Basement Water Problems

Water is a home’s worst enemy and water damage can happen very quickly or over several years, and it’s usually very expensive to repair. Preventing a problem before it occurs is the best solution to potential water damage to your home.

            Almost all basements experience a water problem at one time or another. It can happen from heavy rain, a high water table, a plumbing leak or sewer backup, causing damage to walls, insulation, interior finishes and personal items. Cracks in basement walls can also cause water to enter into the home and, in extreme cases, affect the foundation structure. Signs of moisture in basements are staining, dampness, peeling paint, an odour, mould, loose tiles or efflorescence (a white, powdery salt deposit from concrete).

To help prevent water from collecting around the exterior of your home, all downspouts from eavestroughs should discharge water at least six feet away from the foundation. As well, the ground should slope away from the perimeter of the home at one inch per foot, for at least six feet. This will help direct surface water away from the building. Walks and driveways should also slope away from the home. Basement window wells should have drains or gravel filled columns that carry water to the drainage tile, or plastic covers that prevent rain from collecting in the well. Protecting foundation walls below grade with an exterior, damp-proof membrane is highly recommended where ground water is frequently present.

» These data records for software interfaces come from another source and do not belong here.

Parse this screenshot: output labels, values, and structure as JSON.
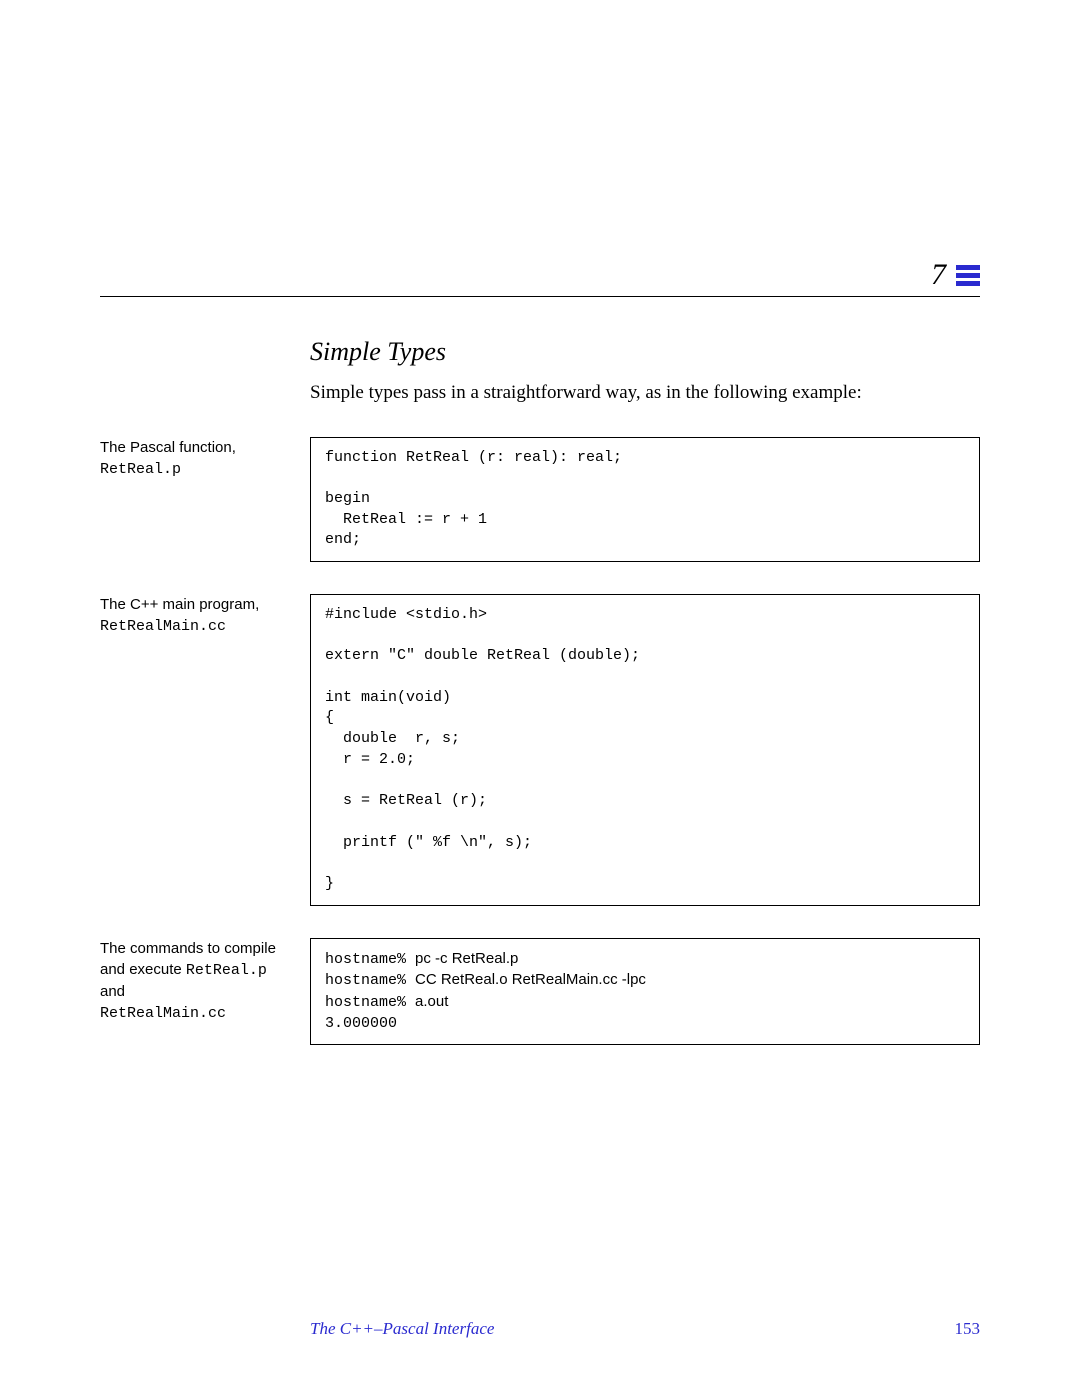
{
  "chapter_number": "7",
  "section": {
    "title": "Simple Types",
    "body": "Simple types pass in a straightforward way, as in the following example:"
  },
  "blocks": [
    {
      "caption_text": "The Pascal function,",
      "caption_mono": "RetReal.p",
      "code": "function RetReal (r: real): real;\n\nbegin\n  RetReal := r + 1\nend;"
    },
    {
      "caption_text": "The C++ main program,",
      "caption_mono": "RetRealMain.cc",
      "code": "#include <stdio.h>\n\nextern \"C\" double RetReal (double);\n\nint main(void)\n{\n  double  r, s;\n  r = 2.0;\n\n  s = RetReal (r);\n\n  printf (\" %f \\n\", s);\n\n}"
    }
  ],
  "command_block": {
    "caption_part1": "The commands to compile and execute ",
    "caption_mono1": "RetReal.p",
    "caption_part2": " and",
    "caption_mono2": "RetRealMain.cc",
    "lines": [
      {
        "prompt": "hostname% ",
        "cmd": "pc -c RetReal.p"
      },
      {
        "prompt": "hostname% ",
        "cmd": "CC RetReal.o RetRealMain.cc -lpc"
      },
      {
        "prompt": "hostname% ",
        "cmd": "a.out"
      }
    ],
    "output": "3.000000"
  },
  "footer": {
    "title": "The C++–Pascal Interface",
    "page": "153"
  }
}
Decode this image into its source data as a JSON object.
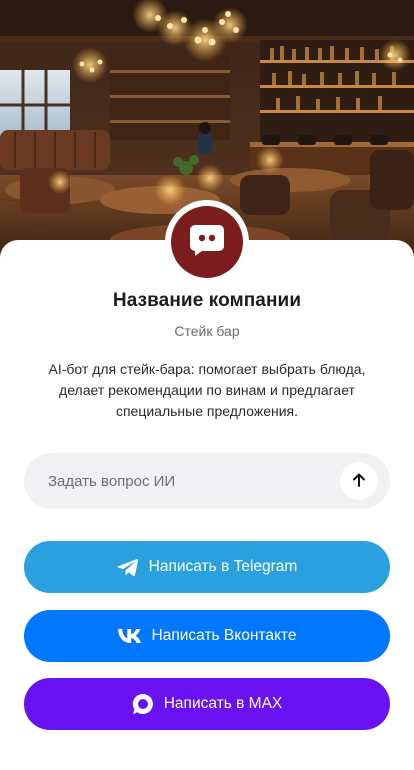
{
  "profile": {
    "company_name": "Название компании",
    "company_type": "Стейк бар",
    "description": "AI-бот для стейк-бара: помогает выбрать блюда, делает рекомендации по винам и предлагает специальные предложения.",
    "avatar_icon": "chat-bubble-icon",
    "avatar_color": "#7b1d1d"
  },
  "ask": {
    "placeholder": "Задать вопрос ИИ",
    "send_icon": "arrow-up-icon"
  },
  "buttons": [
    {
      "label": "Написать в Telegram",
      "icon": "telegram-icon",
      "color": "#2aa1de"
    },
    {
      "label": "Написать Вконтакте",
      "icon": "vk-icon",
      "color": "#0077ff"
    },
    {
      "label": "Написать в MAX",
      "icon": "max-icon",
      "color": "#6a11f2"
    }
  ]
}
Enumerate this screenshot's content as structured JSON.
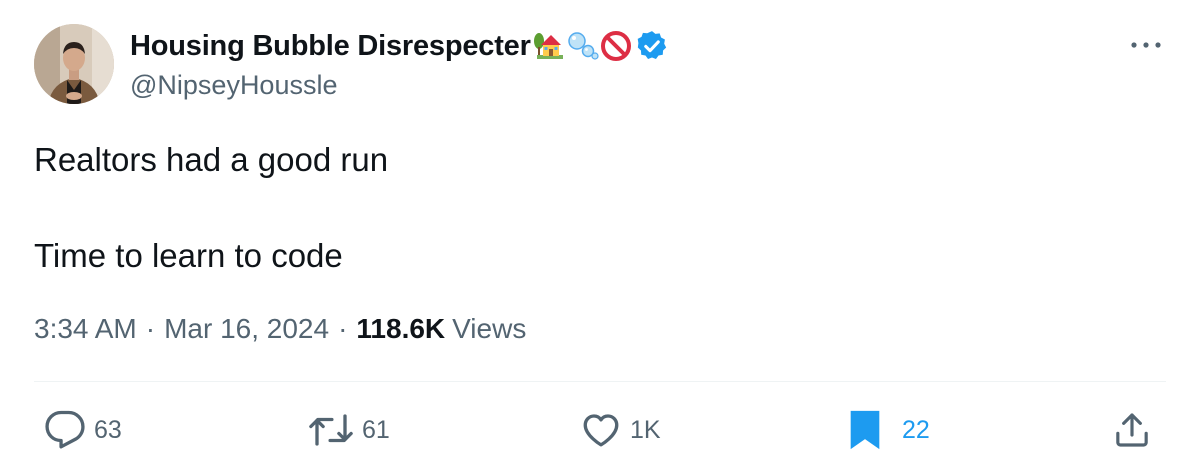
{
  "author": {
    "display_name": "Housing Bubble Disrespecter",
    "name_emojis": [
      "house-with-garden-icon",
      "bubbles-icon",
      "prohibited-icon"
    ],
    "verified": true,
    "handle": "@NipseyHoussle"
  },
  "tweet": {
    "text": "Realtors had a good run\n\nTime to learn to code"
  },
  "meta": {
    "time": "3:34 AM",
    "separator": "·",
    "date": "Mar 16, 2024",
    "views_count": "118.6K",
    "views_label": "Views"
  },
  "actions": {
    "replies": "63",
    "retweets": "61",
    "likes": "1K",
    "bookmarks": "22"
  },
  "colors": {
    "text": "#0f1419",
    "secondary_text": "#536471",
    "accent_blue": "#1d9bf0",
    "divider": "#eff3f4"
  }
}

To protect the inside of your home, inspect all plumbing pipes and fixtures for signs of leaks, rust, corrosion or damage. Sump pumps and pits should be tested and inspected regularly to ensure ground water is redirected outdoors and away from the home. A battery-powered, back-up sump pump system can save you thousands of dollars in potential water damage during a power outage, or if the main pump fails.

Hot water tanks commonly leak. A floor drain should be located nearby, or else a drain pan is recommended under the tank, with pan walls at least two inches high and the pan volume larger than the tank. A backwater valve is designed to protect the home against storm sewer back-ups. It is a type of one-way check valve installed downstream of the floor drain trap.

Be sure to ask your insurance agent to clarify the types of water damage losses that will or will not be covered under your home policy. An ounce of prevention is a pound of cure when it means saving your home from water damage.

by Larry Hogard

Excerpts of this article originally published in The WallEye Magazine, Thunder Bay’s Arts and Culture Alternative, May 2012.